• _Directions for this task_
Copy each line of the records that holds the string "XAUUSD".
Top of Input data
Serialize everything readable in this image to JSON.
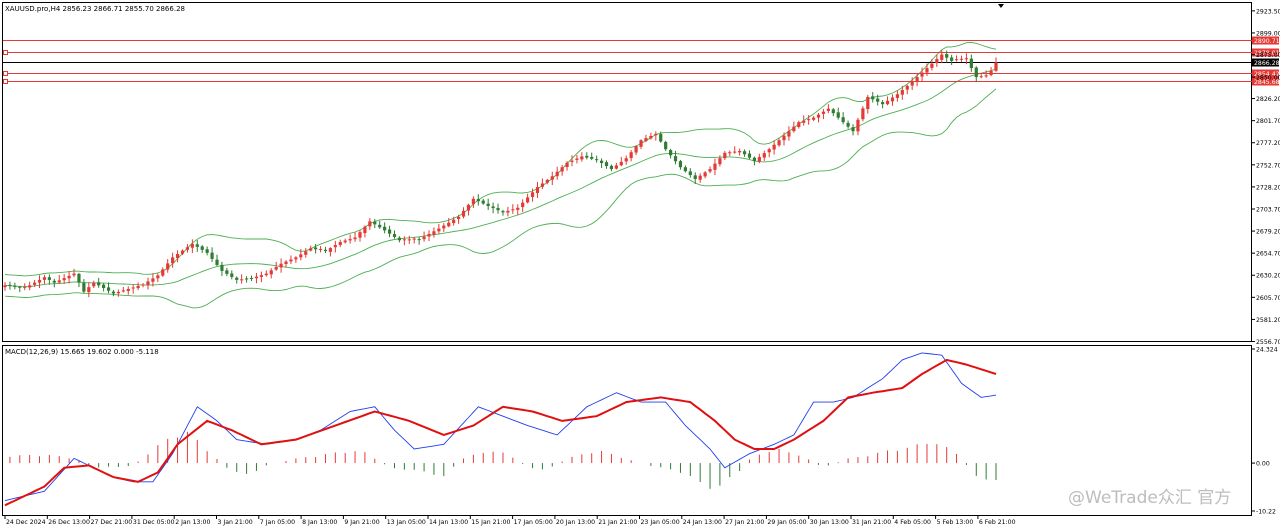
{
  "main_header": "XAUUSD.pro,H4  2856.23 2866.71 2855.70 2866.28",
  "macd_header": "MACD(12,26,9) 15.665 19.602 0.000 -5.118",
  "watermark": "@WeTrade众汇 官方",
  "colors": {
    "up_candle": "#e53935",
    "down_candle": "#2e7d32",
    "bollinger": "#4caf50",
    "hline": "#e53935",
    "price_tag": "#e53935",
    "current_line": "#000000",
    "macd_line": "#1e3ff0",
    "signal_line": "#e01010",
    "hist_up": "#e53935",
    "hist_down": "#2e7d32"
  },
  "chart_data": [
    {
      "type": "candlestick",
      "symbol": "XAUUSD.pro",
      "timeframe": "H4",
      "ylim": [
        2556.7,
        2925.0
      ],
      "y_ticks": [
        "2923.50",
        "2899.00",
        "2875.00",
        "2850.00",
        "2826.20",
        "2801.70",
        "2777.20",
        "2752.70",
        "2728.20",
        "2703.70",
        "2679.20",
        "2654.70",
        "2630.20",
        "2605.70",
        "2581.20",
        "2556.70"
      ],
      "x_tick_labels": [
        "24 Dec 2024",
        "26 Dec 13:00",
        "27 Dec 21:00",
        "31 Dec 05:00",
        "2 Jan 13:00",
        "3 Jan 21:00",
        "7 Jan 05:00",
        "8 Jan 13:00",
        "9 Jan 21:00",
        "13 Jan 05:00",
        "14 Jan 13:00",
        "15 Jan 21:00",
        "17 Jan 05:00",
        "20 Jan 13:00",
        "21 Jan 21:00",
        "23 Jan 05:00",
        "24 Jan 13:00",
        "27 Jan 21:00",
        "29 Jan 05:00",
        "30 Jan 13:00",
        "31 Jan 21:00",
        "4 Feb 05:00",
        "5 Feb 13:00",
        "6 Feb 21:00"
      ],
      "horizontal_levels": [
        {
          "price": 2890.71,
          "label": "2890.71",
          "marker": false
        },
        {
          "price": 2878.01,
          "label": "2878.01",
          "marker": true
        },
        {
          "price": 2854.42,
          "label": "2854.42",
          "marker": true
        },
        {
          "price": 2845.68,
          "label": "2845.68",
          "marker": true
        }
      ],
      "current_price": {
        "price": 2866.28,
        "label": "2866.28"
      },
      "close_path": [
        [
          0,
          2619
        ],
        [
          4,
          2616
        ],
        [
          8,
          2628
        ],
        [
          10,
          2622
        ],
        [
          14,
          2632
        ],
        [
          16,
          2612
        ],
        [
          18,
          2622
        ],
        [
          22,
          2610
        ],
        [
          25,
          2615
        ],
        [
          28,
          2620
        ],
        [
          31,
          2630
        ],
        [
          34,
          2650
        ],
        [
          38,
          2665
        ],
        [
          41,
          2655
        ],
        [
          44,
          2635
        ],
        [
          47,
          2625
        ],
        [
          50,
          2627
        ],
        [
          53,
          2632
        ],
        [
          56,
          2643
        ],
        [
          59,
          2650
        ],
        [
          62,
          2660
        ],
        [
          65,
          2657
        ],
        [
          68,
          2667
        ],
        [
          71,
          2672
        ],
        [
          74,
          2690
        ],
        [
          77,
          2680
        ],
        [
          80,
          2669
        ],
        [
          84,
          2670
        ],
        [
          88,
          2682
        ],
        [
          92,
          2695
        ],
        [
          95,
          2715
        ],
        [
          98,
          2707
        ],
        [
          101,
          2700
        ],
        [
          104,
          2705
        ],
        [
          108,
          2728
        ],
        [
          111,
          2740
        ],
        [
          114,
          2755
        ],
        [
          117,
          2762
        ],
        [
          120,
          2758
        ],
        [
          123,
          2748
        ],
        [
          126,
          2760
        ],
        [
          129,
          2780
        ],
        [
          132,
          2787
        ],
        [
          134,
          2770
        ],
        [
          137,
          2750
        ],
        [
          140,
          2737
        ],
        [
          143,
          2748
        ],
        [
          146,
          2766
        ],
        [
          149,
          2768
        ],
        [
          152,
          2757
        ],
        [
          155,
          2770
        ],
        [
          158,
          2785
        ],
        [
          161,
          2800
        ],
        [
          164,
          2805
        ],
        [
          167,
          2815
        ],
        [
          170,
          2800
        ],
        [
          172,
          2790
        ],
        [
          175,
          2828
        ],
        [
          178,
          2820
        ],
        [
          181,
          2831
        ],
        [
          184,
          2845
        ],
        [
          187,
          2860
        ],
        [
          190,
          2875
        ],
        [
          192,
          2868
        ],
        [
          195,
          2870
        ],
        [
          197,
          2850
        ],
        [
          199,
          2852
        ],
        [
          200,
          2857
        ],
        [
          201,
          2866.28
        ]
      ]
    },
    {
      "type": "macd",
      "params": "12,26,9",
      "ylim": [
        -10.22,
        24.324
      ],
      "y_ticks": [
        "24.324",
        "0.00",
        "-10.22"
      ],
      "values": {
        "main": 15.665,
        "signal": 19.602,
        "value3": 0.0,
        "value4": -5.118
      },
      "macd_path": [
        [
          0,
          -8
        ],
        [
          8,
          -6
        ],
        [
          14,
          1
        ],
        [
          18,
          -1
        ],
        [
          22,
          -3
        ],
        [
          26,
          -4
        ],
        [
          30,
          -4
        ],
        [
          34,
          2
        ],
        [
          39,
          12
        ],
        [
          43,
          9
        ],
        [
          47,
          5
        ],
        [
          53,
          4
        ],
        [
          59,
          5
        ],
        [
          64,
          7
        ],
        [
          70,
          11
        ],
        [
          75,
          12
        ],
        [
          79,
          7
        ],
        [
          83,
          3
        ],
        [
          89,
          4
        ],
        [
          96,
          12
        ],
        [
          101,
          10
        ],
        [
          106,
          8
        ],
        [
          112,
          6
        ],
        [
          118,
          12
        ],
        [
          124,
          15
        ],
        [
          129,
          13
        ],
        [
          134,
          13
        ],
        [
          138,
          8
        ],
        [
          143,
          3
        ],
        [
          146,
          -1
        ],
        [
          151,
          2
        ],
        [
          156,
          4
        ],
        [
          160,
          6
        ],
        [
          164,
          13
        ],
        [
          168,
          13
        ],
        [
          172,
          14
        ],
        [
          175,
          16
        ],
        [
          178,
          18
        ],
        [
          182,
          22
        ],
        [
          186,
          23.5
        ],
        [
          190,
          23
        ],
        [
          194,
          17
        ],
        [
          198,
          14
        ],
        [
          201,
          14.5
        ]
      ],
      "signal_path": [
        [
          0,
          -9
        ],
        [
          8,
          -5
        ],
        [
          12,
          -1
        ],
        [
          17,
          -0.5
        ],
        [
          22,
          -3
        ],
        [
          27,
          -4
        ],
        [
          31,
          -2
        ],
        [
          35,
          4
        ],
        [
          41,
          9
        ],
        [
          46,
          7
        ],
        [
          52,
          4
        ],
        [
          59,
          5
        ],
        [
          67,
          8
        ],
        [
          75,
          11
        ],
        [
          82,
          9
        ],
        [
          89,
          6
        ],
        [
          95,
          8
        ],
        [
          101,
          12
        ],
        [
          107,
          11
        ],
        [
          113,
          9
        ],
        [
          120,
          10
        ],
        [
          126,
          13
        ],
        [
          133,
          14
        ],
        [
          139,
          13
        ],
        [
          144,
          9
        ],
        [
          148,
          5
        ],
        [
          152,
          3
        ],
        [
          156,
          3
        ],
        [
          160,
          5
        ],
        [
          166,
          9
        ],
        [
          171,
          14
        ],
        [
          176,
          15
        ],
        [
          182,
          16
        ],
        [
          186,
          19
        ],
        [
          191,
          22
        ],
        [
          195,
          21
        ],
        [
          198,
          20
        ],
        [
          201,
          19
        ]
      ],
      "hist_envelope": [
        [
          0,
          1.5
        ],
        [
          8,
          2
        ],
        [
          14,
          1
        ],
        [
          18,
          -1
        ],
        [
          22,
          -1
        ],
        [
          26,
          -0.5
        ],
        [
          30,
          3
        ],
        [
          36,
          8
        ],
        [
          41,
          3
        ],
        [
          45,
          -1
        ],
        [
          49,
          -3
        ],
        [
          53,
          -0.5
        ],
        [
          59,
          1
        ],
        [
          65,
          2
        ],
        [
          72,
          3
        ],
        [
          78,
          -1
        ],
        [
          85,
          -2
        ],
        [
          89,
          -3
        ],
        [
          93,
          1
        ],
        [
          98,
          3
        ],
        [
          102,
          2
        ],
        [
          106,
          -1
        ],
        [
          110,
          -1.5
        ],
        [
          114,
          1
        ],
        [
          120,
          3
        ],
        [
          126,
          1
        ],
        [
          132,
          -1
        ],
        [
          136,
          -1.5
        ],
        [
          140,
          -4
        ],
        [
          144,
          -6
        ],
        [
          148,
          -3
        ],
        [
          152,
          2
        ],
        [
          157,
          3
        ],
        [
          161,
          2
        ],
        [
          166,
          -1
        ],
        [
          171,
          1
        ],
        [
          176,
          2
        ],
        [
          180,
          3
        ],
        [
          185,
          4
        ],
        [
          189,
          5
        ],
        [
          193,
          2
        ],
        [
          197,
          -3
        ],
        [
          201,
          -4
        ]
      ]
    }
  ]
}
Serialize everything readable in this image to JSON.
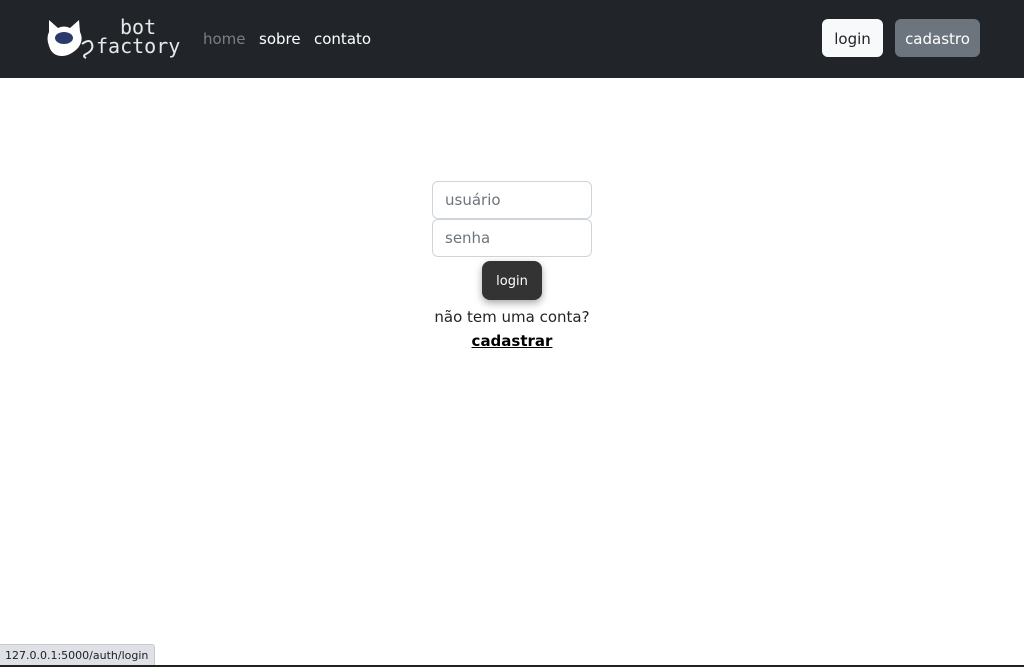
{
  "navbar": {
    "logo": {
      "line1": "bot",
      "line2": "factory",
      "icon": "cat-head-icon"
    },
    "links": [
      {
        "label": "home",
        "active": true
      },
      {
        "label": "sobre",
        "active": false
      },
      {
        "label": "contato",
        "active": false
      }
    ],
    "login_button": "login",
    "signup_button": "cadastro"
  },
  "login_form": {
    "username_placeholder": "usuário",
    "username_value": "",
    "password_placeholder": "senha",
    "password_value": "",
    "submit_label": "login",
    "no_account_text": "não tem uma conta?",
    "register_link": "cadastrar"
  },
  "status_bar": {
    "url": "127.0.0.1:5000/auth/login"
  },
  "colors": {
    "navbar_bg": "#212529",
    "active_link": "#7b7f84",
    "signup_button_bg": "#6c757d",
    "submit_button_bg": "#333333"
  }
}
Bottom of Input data
• _Written response_
  "main_header": "XAUUSD.pro,H4  2856.23 2866.71 2855.70 2866.28",
      "symbol": "XAUUSD.pro",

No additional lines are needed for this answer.